"Is the workplace not supposed to be insane?" I asked my coworker a few minutes ago, while we were discussing the fact that a full half of my floor's conference rooms are now being used as semi-permanent seating areas for outside consultants. "I've never worked anywhere else, so I really wouldn't know how to deal with sanity..."
 
But then again, maybe I would. Certainly I could deal with it quite nicely if a rash of adulthood and politeness suddenly broke out among my many managers! Greetings, O readers, and welcome to a somewhat atypical Why Do I Work Here Wednesday. Usually I have a story to tell about how crazy my workplace is. Today I think that I shall simply muse on what I wish my workplace could be like.
 
To start with, the people who work at my ideal place of employment clean up their own messes, whether that's in the breakroom, the bathroom, their desks, or the hallways. There are never piles of soggy leaves and flower petals clogging the drain, food particles covering the bottom of the sink or the inside of the microwave, or smears of coffee and creamer all over the countertop.
 
More than that, these people demonstrate the behavior of reasonable, rational adults. If a sign has been posted for their information, they read it, and pay attention to it. If something in their immediate vicinity isn't working, they have a look at it to see if possibly they know how to fix it, or could use the pictorial and verbal instructions provided to figure out how. If something doesn't go their way, they accept that and offer suggestions as to other paths that could be taken.
 
The infrastructure systems at this ideal workplace, the systems by which one requests that other systems be set up, taken down, fixed, etc? They work. They work within the time limits that they themselves have set, and if something gets hung up along the way, the person who requested that service is able to see who has their work, and to contact that person and ask for an update.
 
Finally, employees' job descriptions are readily available, and make sense when compared to the actual work they're asked to do on a daily basis. If something needs to be added, the employee is consulted first, to make sure that they can handle the new duties. Training is provided for those new duties, or when new systems are rolled out to replace old ones, and flexible work arrangements are available to all employees whose work can reasonably be done from another location at least part of the time.
 
A pipe dream? An impossible Nirvana? Maybe. But a girl can dream.
 
Thanks as always, O readers. Fiction Friday's coming up... hmm. Wonder what I should give you this week. Any requests?

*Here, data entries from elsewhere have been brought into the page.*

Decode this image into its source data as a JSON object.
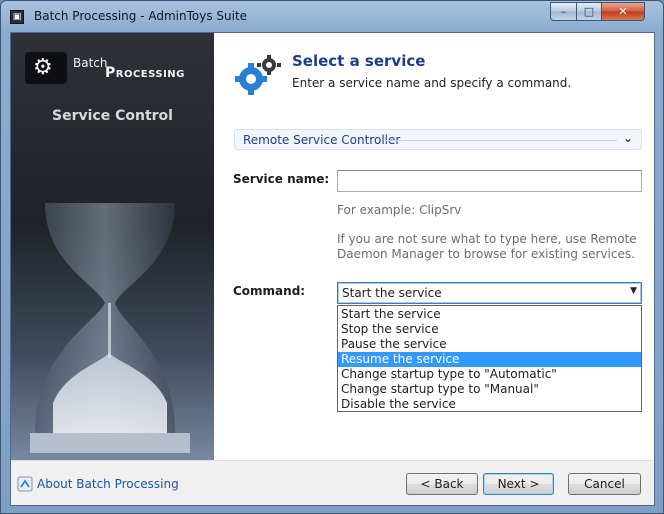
{
  "window": {
    "title": "Batch Processing - AdminToys Suite",
    "icon": "app-icon",
    "controls": {
      "minimize": "–",
      "maximize": "□",
      "close": "✕"
    }
  },
  "sidebar": {
    "brand_small": "Batch",
    "brand_big": "Processing",
    "subtitle": "Service Control",
    "logo_icon": "gear-icon",
    "illustration": "hourglass"
  },
  "header": {
    "icon": "gears-icon",
    "title": "Select a service",
    "description": "Enter a service name and specify a command."
  },
  "section": {
    "label": "Remote Service Controller",
    "chevron": "⌄"
  },
  "form": {
    "service_name_label": "Service name:",
    "service_name_value": "",
    "example_hint": "For example: ClipSrv",
    "help_line1": "If you are not sure what to type here, use Remote",
    "help_line2": "Daemon Manager to browse for existing services.",
    "command_label": "Command:",
    "command_value": "Start the service",
    "command_options": [
      "Start the service",
      "Stop the service",
      "Pause the service",
      "Resume the service",
      "Change startup type to \"Automatic\"",
      "Change startup type to \"Manual\"",
      "Disable the service"
    ],
    "highlighted_option": "Resume the service"
  },
  "footer": {
    "about_link": "About Batch Processing",
    "back_label": "< Back",
    "next_label": "Next >",
    "cancel_label": "Cancel"
  },
  "colors": {
    "accent_title": "#1e3d8a",
    "link": "#1a55a8",
    "selection": "#3399ff",
    "sidebar_dark": "#1f2328"
  }
}
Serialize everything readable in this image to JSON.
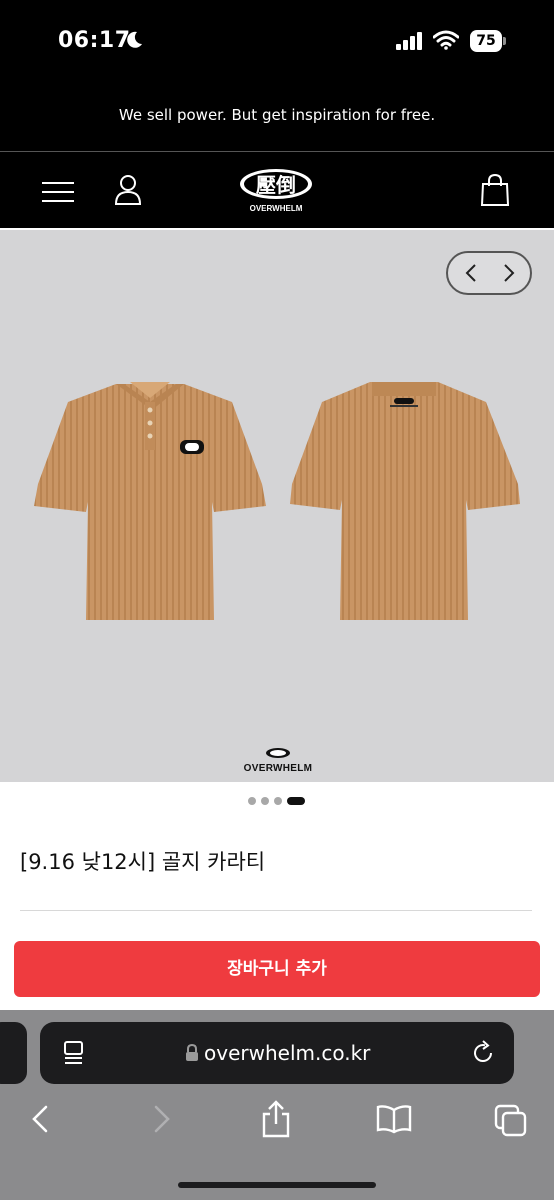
{
  "status_bar": {
    "time": "06:17",
    "battery": "75"
  },
  "promo": {
    "text": "We sell power. But get inspiration for free."
  },
  "nav": {
    "logo_text": "OVERWHELM",
    "logo_mark": "壓倒",
    "icons": [
      "menu-icon",
      "user-icon",
      "shopping-bag-icon"
    ]
  },
  "hero": {
    "brand_text": "OVERWHELM",
    "carousel_prev": "chevron-left-icon",
    "carousel_next": "chevron-right-icon",
    "image_count": 4,
    "active_image": 4,
    "shirt_color": "#c99564"
  },
  "product": {
    "title": "[9.16 낮12시] 골지 카라티"
  },
  "actions": {
    "add_to_cart": "장바구니 추가",
    "button_color": "#ef3b3f"
  },
  "browser": {
    "url": "overwhelm.co.kr",
    "icons": [
      "reader-icon",
      "lock-icon",
      "reload-icon",
      "back-icon",
      "forward-icon",
      "share-icon",
      "bookmarks-icon",
      "tabs-icon"
    ]
  }
}
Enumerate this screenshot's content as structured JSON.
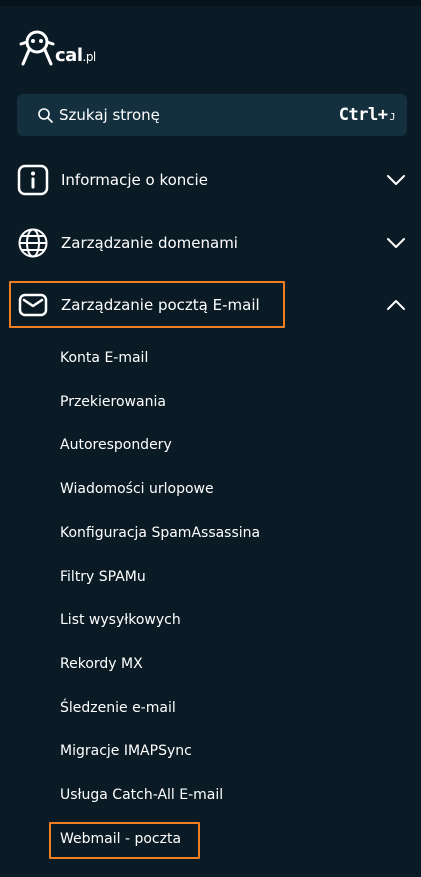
{
  "logo": {
    "text": "cal",
    "suffix": ".pl"
  },
  "search": {
    "label": "Szukaj stronę",
    "shortcut": "Ctrl+",
    "shortcut_key": "J"
  },
  "sections": [
    {
      "label": "Informacje o koncie",
      "icon": "info-icon",
      "state": "collapsed"
    },
    {
      "label": "Zarządzanie domenami",
      "icon": "globe-icon",
      "state": "collapsed"
    },
    {
      "label": "Zarządzanie pocztą E-mail",
      "icon": "mail-icon",
      "state": "expanded"
    }
  ],
  "email_items": [
    "Konta E-mail",
    "Przekierowania",
    "Autorespondery",
    "Wiadomości urlopowe",
    "Konfiguracja SpamAssassina",
    "Filtry SPAMu",
    "List wysyłkowych",
    "Rekordy MX",
    "Śledzenie e-mail",
    "Migracje IMAPSync",
    "Usługa Catch-All E-mail",
    "Webmail - poczta"
  ],
  "colors": {
    "background": "#0b1b25",
    "search_bg": "#14303f",
    "highlight": "#f07f23",
    "text": "#ffffff"
  }
}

2 Comments to What it should be like:

Comments RSS
NotACat on Wednesday, May 13, 2015 8:58 AM
Sounds lovely, when can I join you? Oh, it's not actually real? :-(
Reply to comment


cassandraia on Thursday, May 14, 2015 2:05 PM
Such offices do exist...at least as far as people behaving like adults and cleaning up after themselves/reading signs. Lest you believe this is an urban legend (my cousin's sister-in-law's stepmother's brother saw one once!) I have (joyous rapture!) even worked in one myself. Unfortunately, people displaying such behavior may be restricted to those who are not under pressure to find/keep their workspace, and/or people whose primary business is...not business. (The people I worked with who had such apparently extraordinary good manners as to obey posted instructions and not make messes were researchers inhabiting a not-entirely-full office building. I suspect that the general peace was a byproduct of the people not arriving with the expectation of single offices or anyone to do office chores for them-- in short, people arriving from academia rather than a corporate environment. This is, however, a sample size of one section within a single company. Make of it what you will.)
Reply to comment

Add a Comment

Your Name:
Email Address: (Required)
Website:
Comment:
Make your text bigger, bold, italic and more with HTML tags. We'll show you how.
Post Comment
Website Builder provided by  Vistaprint